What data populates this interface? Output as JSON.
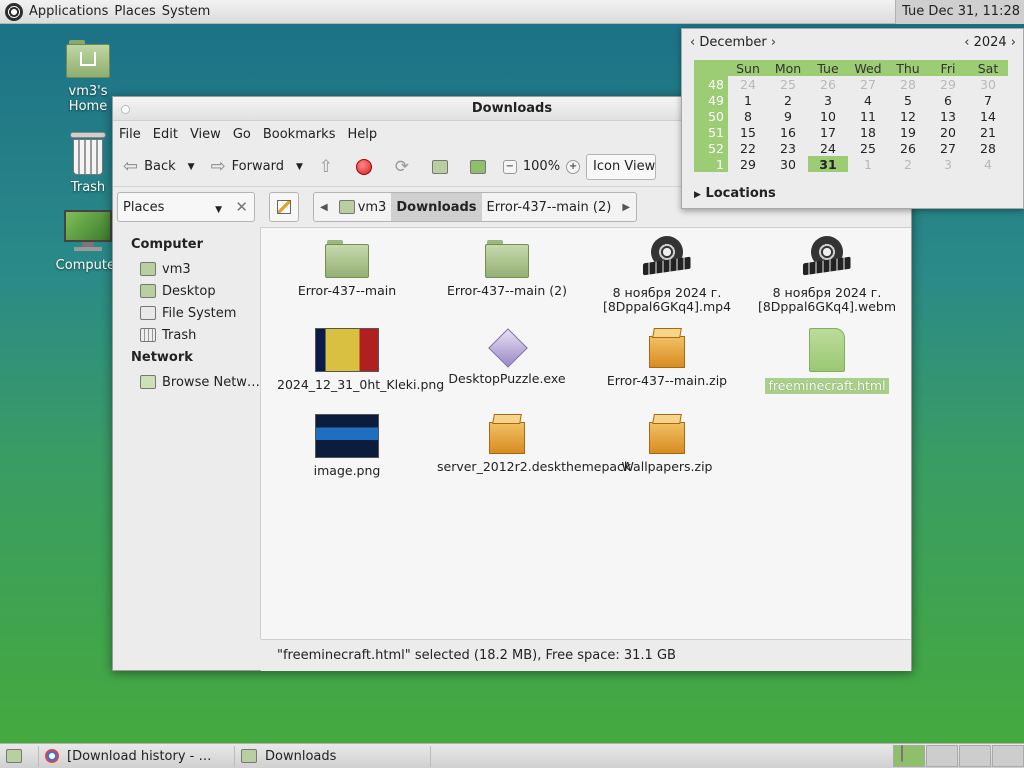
{
  "top_panel": {
    "menus": [
      "Applications",
      "Places",
      "System"
    ],
    "clock": "Tue Dec 31, 11:28"
  },
  "desktop": {
    "icons": [
      {
        "label": "vm3's Home",
        "icon": "home-folder-icon"
      },
      {
        "label": "Trash",
        "icon": "trash-icon"
      },
      {
        "label": "Computer",
        "icon": "computer-icon"
      }
    ]
  },
  "window": {
    "title": "Downloads",
    "menu": [
      "File",
      "Edit",
      "View",
      "Go",
      "Bookmarks",
      "Help"
    ],
    "toolbar": {
      "back": "Back",
      "forward": "Forward",
      "zoom": "100%",
      "view": "Icon View"
    },
    "location": {
      "places": "Places",
      "crumbs": [
        "vm3",
        "Downloads",
        "Error-437--main (2)"
      ]
    },
    "sidebar": {
      "computer_heading": "Computer",
      "computer_items": [
        "vm3",
        "Desktop",
        "File System",
        "Trash"
      ],
      "network_heading": "Network",
      "network_items": [
        "Browse Netw…"
      ]
    },
    "files": [
      {
        "name": "Error-437--main",
        "type": "folder"
      },
      {
        "name": "Error-437--main (2)",
        "type": "folder"
      },
      {
        "name": "8 ноября 2024 г. [8Dppal6GKq4].mp4",
        "type": "video"
      },
      {
        "name": "8 ноября 2024 г. [8Dppal6GKq4].webm",
        "type": "video"
      },
      {
        "name": "2024_12_31_0ht_Kleki.png",
        "type": "image"
      },
      {
        "name": "DesktopPuzzle.exe",
        "type": "executable"
      },
      {
        "name": "Error-437--main.zip",
        "type": "archive"
      },
      {
        "name": "freeminecraft.html",
        "type": "html",
        "selected": true
      },
      {
        "name": "image.png",
        "type": "image"
      },
      {
        "name": "server_2012r2.deskthemepack",
        "type": "archive"
      },
      {
        "name": "Wallpapers.zip",
        "type": "archive"
      }
    ],
    "status": "\"freeminecraft.html\" selected (18.2 MB), Free space: 31.1 GB"
  },
  "calendar": {
    "month": "December",
    "year": "2024",
    "weekdays": [
      "Sun",
      "Mon",
      "Tue",
      "Wed",
      "Thu",
      "Fri",
      "Sat"
    ],
    "weeks": [
      {
        "wk": "48",
        "days": [
          "24",
          "25",
          "26",
          "27",
          "28",
          "29",
          "30"
        ]
      },
      {
        "wk": "49",
        "days": [
          "1",
          "2",
          "3",
          "4",
          "5",
          "6",
          "7"
        ]
      },
      {
        "wk": "50",
        "days": [
          "8",
          "9",
          "10",
          "11",
          "12",
          "13",
          "14"
        ]
      },
      {
        "wk": "51",
        "days": [
          "15",
          "16",
          "17",
          "18",
          "19",
          "20",
          "21"
        ]
      },
      {
        "wk": "52",
        "days": [
          "22",
          "23",
          "24",
          "25",
          "26",
          "27",
          "28"
        ]
      },
      {
        "wk": "1",
        "days": [
          "29",
          "30",
          "31",
          "1",
          "2",
          "3",
          "4"
        ]
      }
    ],
    "today": "31",
    "locations_label": "Locations"
  },
  "bottom_panel": {
    "tasks": [
      "[Download history - …",
      "Downloads"
    ]
  }
}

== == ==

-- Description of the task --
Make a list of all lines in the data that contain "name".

-- Written reply --
        "name": "Error-437--main",
        "name": "Error-437--main (2)",
        "name": "8 ноября 2024 г. [8Dppal6GKq4].mp4",
        "name": "8 ноября 2024 г. [8Dppal6GKq4].webm",
        "name": "2024_12_31_0ht_Kleki.png",
        "name": "DesktopPuzzle.exe",
        "name": "Error-437--main.zip",
        "name": "freeminecraft.html",
        "name": "image.png",
        "name": "server_2012r2.deskthemepack",
        "name": "Wallpapers.zip",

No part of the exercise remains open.